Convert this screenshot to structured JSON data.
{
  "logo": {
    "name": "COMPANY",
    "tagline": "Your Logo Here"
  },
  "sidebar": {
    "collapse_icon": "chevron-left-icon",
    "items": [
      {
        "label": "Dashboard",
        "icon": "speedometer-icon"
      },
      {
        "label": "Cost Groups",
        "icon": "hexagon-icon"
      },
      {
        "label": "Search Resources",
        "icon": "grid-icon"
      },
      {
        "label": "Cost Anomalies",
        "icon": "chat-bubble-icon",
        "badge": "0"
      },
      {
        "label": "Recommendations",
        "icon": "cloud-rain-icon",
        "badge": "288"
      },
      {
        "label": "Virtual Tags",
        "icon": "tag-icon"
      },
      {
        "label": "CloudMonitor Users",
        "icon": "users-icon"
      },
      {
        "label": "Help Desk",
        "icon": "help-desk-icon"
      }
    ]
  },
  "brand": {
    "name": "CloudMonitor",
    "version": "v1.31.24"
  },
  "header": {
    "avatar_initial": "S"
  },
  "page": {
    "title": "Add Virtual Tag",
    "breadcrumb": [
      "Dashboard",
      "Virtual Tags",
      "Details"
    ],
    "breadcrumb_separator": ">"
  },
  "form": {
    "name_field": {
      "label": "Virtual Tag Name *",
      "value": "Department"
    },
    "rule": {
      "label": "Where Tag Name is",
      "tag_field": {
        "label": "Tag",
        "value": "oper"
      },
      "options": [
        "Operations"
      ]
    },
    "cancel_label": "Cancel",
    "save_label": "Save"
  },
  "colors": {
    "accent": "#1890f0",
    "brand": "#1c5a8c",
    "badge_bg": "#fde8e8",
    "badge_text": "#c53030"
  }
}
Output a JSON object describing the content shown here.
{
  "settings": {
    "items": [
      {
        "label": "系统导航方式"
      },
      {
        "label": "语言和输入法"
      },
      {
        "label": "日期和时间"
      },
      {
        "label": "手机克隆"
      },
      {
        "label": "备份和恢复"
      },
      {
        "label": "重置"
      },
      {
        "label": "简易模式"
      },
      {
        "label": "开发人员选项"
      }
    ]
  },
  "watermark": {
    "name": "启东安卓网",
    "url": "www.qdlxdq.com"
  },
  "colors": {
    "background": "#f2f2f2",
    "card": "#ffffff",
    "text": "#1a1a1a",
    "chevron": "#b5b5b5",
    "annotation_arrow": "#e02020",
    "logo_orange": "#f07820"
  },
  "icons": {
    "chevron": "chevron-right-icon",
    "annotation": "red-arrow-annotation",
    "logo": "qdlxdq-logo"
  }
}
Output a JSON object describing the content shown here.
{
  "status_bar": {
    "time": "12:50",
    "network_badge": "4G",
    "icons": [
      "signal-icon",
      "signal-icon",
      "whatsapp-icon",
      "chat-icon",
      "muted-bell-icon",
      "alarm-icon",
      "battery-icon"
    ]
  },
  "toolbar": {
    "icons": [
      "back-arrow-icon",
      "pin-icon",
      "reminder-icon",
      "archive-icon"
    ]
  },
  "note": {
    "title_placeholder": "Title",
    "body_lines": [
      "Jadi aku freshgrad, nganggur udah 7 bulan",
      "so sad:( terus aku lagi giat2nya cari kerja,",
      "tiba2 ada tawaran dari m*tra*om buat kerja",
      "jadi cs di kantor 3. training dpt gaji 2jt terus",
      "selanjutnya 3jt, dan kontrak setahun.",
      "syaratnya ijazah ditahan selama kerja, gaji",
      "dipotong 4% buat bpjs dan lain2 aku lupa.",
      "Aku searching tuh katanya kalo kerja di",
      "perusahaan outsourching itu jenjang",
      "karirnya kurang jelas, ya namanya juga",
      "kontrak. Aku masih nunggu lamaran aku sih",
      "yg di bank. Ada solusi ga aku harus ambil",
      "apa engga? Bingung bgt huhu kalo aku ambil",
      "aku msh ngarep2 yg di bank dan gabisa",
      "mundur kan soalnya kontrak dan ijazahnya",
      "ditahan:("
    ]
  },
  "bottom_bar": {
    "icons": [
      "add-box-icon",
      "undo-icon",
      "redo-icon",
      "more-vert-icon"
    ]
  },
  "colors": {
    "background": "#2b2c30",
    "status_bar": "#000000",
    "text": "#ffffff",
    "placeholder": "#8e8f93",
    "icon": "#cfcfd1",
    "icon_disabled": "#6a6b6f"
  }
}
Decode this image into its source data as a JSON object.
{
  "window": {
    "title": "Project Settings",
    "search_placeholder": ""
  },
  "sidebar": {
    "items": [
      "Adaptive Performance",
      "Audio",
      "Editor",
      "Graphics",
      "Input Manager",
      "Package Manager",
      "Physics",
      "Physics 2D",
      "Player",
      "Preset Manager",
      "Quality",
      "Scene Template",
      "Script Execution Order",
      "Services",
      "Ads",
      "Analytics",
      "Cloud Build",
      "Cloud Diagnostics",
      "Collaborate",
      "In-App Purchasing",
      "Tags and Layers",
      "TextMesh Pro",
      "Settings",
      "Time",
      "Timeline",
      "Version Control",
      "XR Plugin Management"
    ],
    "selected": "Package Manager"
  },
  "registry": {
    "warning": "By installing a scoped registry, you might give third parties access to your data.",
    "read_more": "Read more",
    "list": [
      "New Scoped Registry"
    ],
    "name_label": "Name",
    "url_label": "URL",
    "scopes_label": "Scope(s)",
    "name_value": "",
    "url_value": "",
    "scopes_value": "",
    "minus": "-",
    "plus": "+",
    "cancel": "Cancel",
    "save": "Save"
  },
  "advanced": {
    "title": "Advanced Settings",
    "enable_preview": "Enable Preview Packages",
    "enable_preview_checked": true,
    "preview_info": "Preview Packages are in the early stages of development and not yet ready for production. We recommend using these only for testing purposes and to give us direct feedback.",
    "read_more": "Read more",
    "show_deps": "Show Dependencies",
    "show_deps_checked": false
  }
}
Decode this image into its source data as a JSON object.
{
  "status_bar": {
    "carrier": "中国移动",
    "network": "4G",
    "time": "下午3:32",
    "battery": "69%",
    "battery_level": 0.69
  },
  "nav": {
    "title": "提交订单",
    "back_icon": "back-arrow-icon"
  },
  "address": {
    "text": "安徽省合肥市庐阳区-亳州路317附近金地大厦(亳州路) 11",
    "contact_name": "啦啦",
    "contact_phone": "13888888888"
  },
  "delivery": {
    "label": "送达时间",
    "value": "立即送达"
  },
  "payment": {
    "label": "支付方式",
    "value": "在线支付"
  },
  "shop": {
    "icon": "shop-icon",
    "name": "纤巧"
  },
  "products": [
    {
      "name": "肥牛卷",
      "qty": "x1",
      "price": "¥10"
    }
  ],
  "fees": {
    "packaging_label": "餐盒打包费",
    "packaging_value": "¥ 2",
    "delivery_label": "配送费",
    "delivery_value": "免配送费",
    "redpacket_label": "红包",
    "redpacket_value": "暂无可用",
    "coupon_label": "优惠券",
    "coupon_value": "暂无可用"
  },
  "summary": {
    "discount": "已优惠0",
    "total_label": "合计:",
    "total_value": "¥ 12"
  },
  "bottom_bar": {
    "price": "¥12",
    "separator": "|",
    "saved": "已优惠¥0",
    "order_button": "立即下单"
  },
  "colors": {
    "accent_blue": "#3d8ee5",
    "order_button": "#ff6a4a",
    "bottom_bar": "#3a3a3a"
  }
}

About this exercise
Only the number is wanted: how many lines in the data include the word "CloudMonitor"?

Exercise answer
2